_Records for processing_:
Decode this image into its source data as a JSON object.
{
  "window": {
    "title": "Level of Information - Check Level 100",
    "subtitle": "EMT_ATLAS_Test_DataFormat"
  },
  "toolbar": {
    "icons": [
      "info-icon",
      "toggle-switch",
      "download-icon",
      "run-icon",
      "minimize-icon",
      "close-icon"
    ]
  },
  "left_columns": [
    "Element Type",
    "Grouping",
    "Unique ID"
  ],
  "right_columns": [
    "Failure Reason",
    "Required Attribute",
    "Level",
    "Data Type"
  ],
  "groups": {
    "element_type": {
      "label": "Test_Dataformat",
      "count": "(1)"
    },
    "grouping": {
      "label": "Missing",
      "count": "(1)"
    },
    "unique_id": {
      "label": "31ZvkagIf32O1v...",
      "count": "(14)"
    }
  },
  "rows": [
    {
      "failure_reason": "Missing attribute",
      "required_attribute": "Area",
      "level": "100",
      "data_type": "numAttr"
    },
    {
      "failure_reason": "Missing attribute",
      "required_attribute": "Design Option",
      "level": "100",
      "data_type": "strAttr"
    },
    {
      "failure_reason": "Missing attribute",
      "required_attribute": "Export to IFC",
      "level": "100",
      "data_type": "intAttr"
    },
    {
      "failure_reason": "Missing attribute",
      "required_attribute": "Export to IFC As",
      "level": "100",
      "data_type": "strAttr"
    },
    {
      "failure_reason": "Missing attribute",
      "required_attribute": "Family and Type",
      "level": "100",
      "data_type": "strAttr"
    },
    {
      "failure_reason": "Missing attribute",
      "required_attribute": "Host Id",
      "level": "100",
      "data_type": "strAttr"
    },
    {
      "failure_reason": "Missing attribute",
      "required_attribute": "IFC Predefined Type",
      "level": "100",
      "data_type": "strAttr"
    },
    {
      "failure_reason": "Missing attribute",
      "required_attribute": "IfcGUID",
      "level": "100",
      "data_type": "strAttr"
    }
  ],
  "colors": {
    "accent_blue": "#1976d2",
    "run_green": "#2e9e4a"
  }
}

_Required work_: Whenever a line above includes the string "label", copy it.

_Output of the exercise_:
      "label": "Test_Dataformat",
      "label": "Missing",
      "label": "31ZvkagIf32O1v...",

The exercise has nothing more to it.